The Carolina silverbell is another plant that provides year-round interest. In spring, before the leaves emerge, clusters of bell-shaped, white flowers bloom on the previous year’s growth. In fall, the leaves become golden yellow and persist for two to three weeks and, when they drop, unveil the winged seed pods that dangle from the branches. The bark which, on younger trees, is dark with light yellow stripes provides winter interest.

Ilex opaca

2005 – American Holly

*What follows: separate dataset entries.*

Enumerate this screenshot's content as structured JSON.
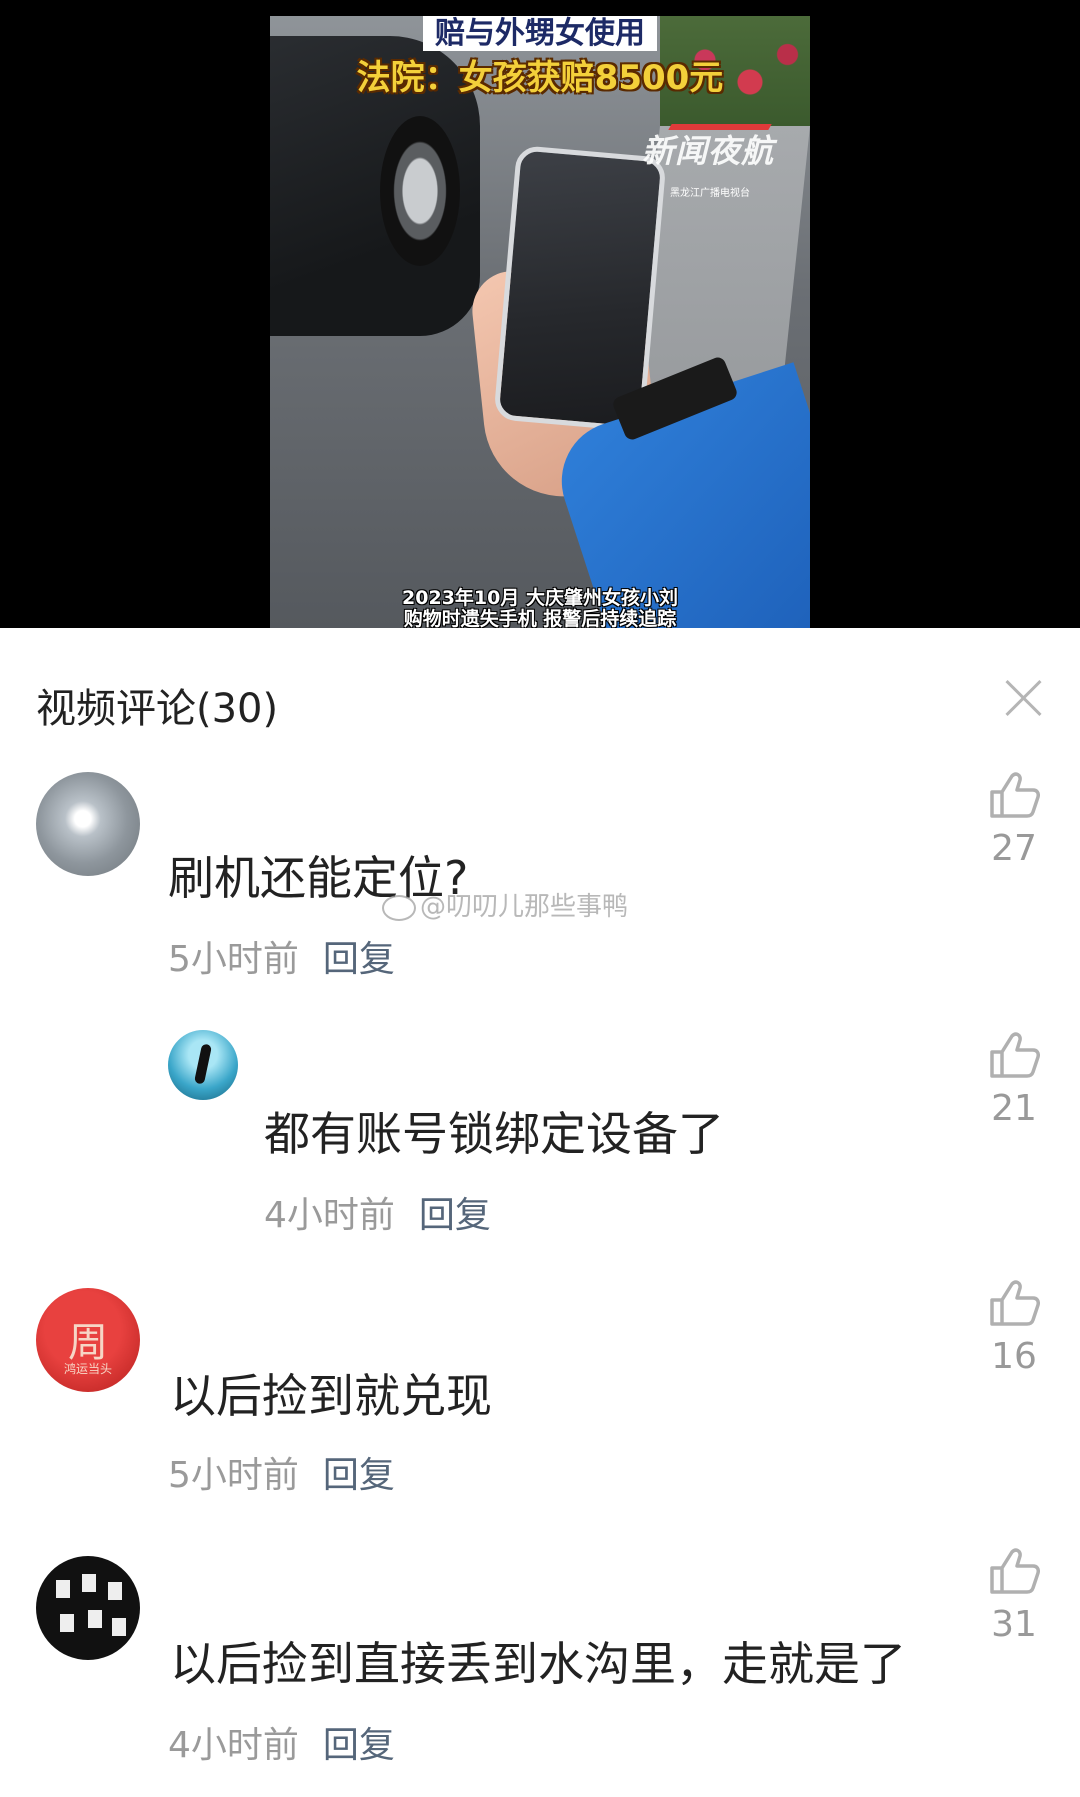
{
  "video": {
    "headline_top": "赔与外甥女使用",
    "headline_main": "法院：女孩获赔8500元",
    "logo": "新闻夜航",
    "logo_small": "黑龙江广播电视台",
    "caption_line1": "2023年10月 大庆肇州女孩小刘",
    "caption_line2": "购物时遗失手机 报警后持续追踪"
  },
  "comments_header": {
    "title": "视频评论(30)"
  },
  "watermark": "@叨叨儿那些事鸭",
  "comments": [
    {
      "text": "刷机还能定位?",
      "time": "5小时前",
      "reply": "回复",
      "likes": "27"
    },
    {
      "text": "都有账号锁绑定设备了",
      "time": "4小时前",
      "reply": "回复",
      "likes": "21"
    },
    {
      "text": "以后捡到就兑现",
      "time": "5小时前",
      "reply": "回复",
      "likes": "16"
    },
    {
      "text": "以后捡到直接丢到水沟里，走就是了",
      "time": "4小时前",
      "reply": "回复",
      "likes": "31"
    }
  ],
  "avatar3_glyph": "周",
  "avatar3_sub": "鸿运当头",
  "icons": [
    "close-icon",
    "thumbs-up-icon"
  ]
}
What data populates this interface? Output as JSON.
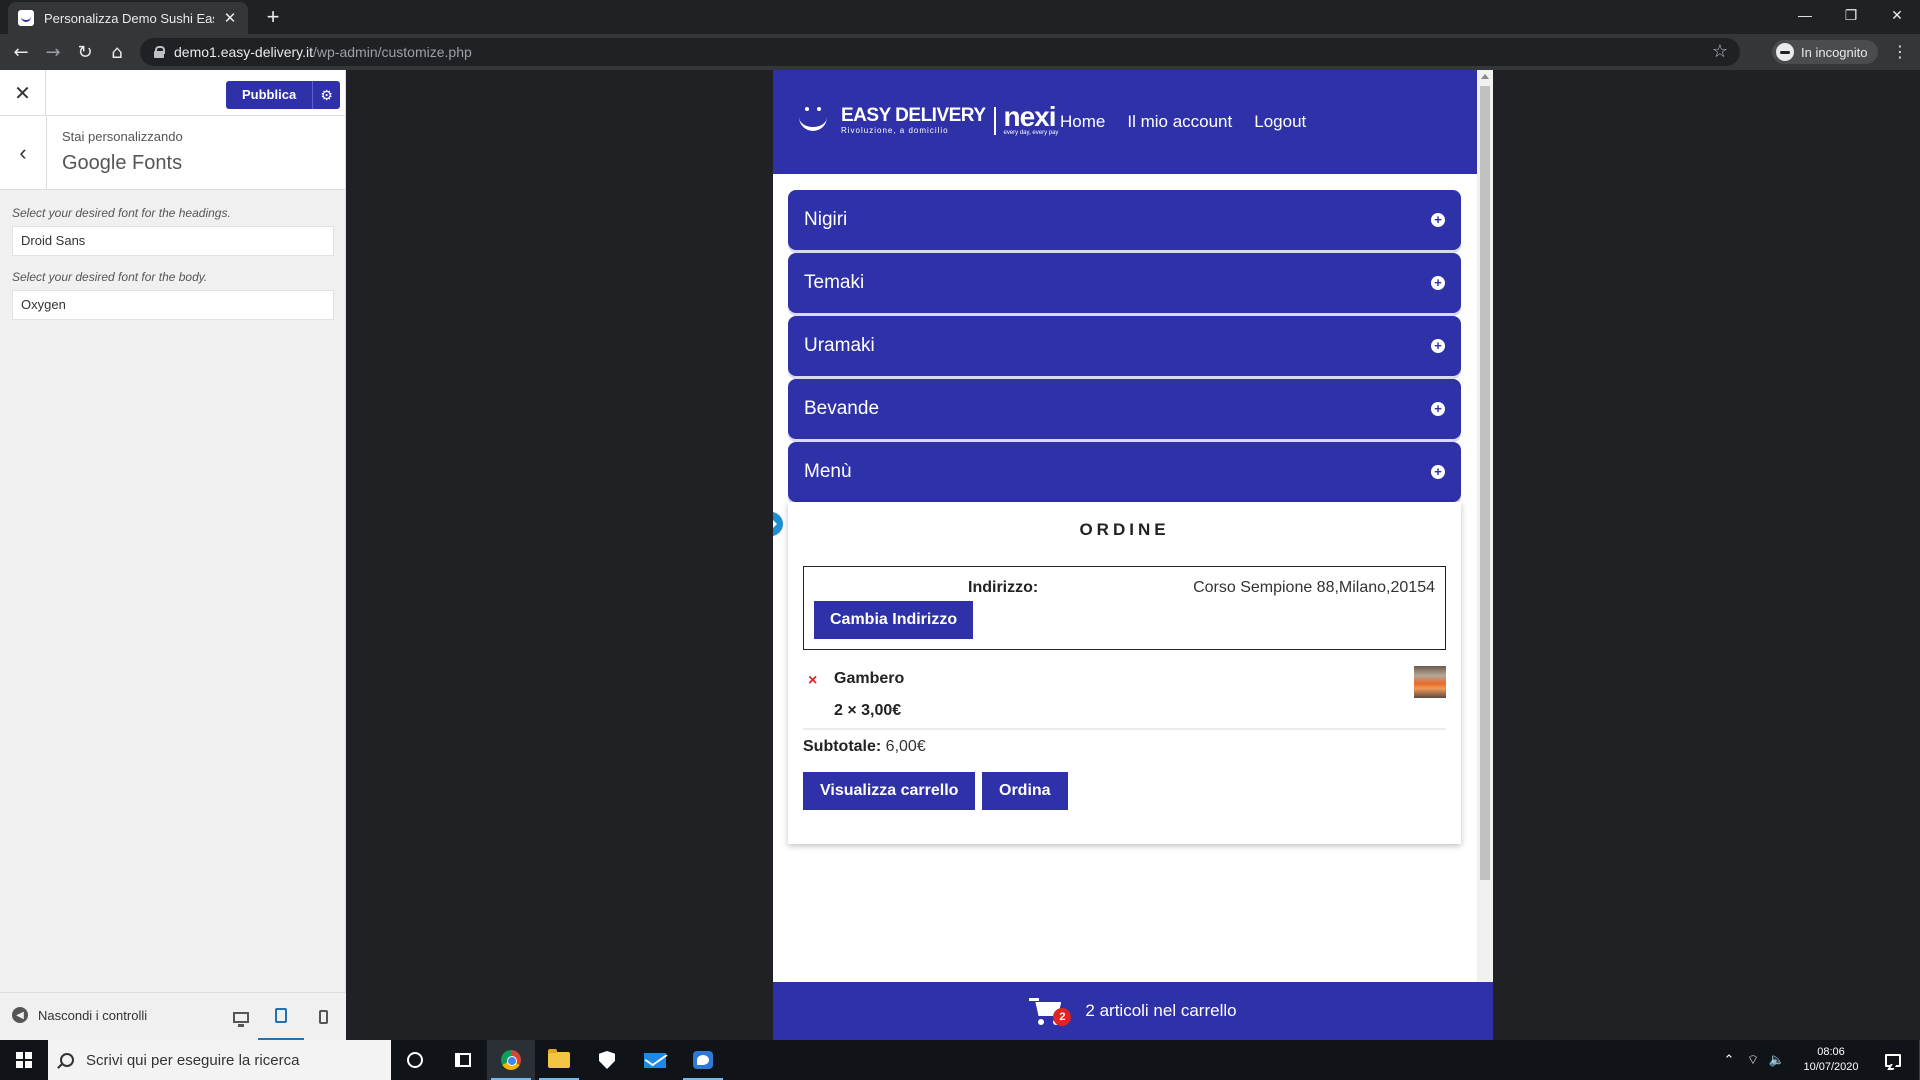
{
  "browser": {
    "tab_title": "Personalizza Demo Sushi Easy De",
    "tab_close": "✕",
    "new_tab": "+",
    "url_host": "demo1.easy-delivery.it",
    "url_path": "/wp-admin/customize.php",
    "incognito_label": "In incognito",
    "icons": [
      "back-icon",
      "forward-icon",
      "reload-icon",
      "home-icon",
      "lock-icon",
      "star-icon",
      "incognito-icon",
      "menu-icon"
    ]
  },
  "customizer": {
    "close": "✕",
    "publish_label": "Pubblica",
    "breadcrumb": "Stai personalizzando",
    "section_title": "Google Fonts",
    "headings_desc": "Select your desired font for the headings.",
    "headings_value": "Droid Sans",
    "body_desc": "Select your desired font for the body.",
    "body_value": "Oxygen",
    "hide_controls": "Nascondi i controlli",
    "active_device": "tablet"
  },
  "site": {
    "logo_name": "EASY DELIVERY",
    "logo_tagline": "Rivoluzione, a domicilio",
    "partner_name": "nexi",
    "partner_tagline": "every day, every pay",
    "nav": [
      "Home",
      "Il mio account",
      "Logout"
    ],
    "categories": [
      "Nigiri",
      "Temaki",
      "Uramaki",
      "Bevande",
      "Menù"
    ],
    "brand_color": "#2e31a8"
  },
  "order": {
    "title": "ORDINE",
    "address_label": "Indirizzo:",
    "address_value": "Corso Sempione 88,Milano,20154",
    "change_address": "Cambia Indirizzo",
    "items": [
      {
        "remove": "×",
        "name": "Gambero",
        "qty_price": "2 × 3,00€"
      }
    ],
    "subtotal_label": "Subtotale:",
    "subtotal_value": "6,00€",
    "view_cart": "Visualizza carrello",
    "checkout": "Ordina"
  },
  "cart_bar": {
    "count": "2",
    "text": "2 articoli nel carrello"
  },
  "taskbar": {
    "search_placeholder": "Scrivi qui per eseguire la ricerca",
    "time": "08:06",
    "date": "10/07/2020"
  }
}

The American Holly is a native evergreen tree that can grow to 60 feet. It has plenty to offer throughout the year, but is most spectacular in winter when its dark green leaves and red, berry-like fruits provide wonderful color and contrast to an otherwise leafless landscape. These traits also make the American holly a popular choice for use in holiday decorations. They are dioecious (having separate male and female plants) and only females can produce berries, thus requiring a male plant for pollination. Though toxic to humans, the berries are an important food source for many native wildlife including squirrels, chipmunks, foxes, raccoons, box turtles and several species of songbirds.

An understory tree, the American Holly grows well in shade, but planting it in more sunny locations will allow for denser foliage. These trees can tolerate extreme pruning and can be cut back to suit anyone’s vision.

Asimina triloba

2004 – Common Pawpaw

The pawpaw is one of the more exotic looking trees native to this region. This understory tree was once common across our landscape but years of clearcutting have all but removed it from its natural setting. It is prized for a combination of traits that give it all-season interest. In May, it displays showy, deep reddish-purple flowers that give rise to large, custard-like edible fruits by the end of summer. It is in its full glory in fall as the green leaves change to bright yellow.

Grown in moist, well-drained, fertile soil, the pawpaw spreads to form a grove. It has soft wood and needs protection from the wind, making it an excellent choice as a woodland edge tree. Planting these trees in full sun will enhance their fall color and allow for greater fruit production.

Cercis canadensis

2003 – Eastern Redbud
The eastern redbud is a small, deciduous tree reaching heights of 20 to 30 feet with an equal spread. It is often multi-stemmed and has heart-shaped leaves, but perhaps its most noteworthy attribute is the abundance of pinkish flowers that adorn the branches before the leaves appear in the spring. There are, however, several cultivars that are prized for other attributes including the purple-leaved ‘Forest Pansy’, the variegated ‘Silver Cloud’, and the white-blooming ‘Royal White’.

Able to grow in both sun and shade, redbuds are effective as forest edge trees or front yard specimens. They are somewhat susceptible to insect and disease pests but can be kept healthy with regular watering and fertilization.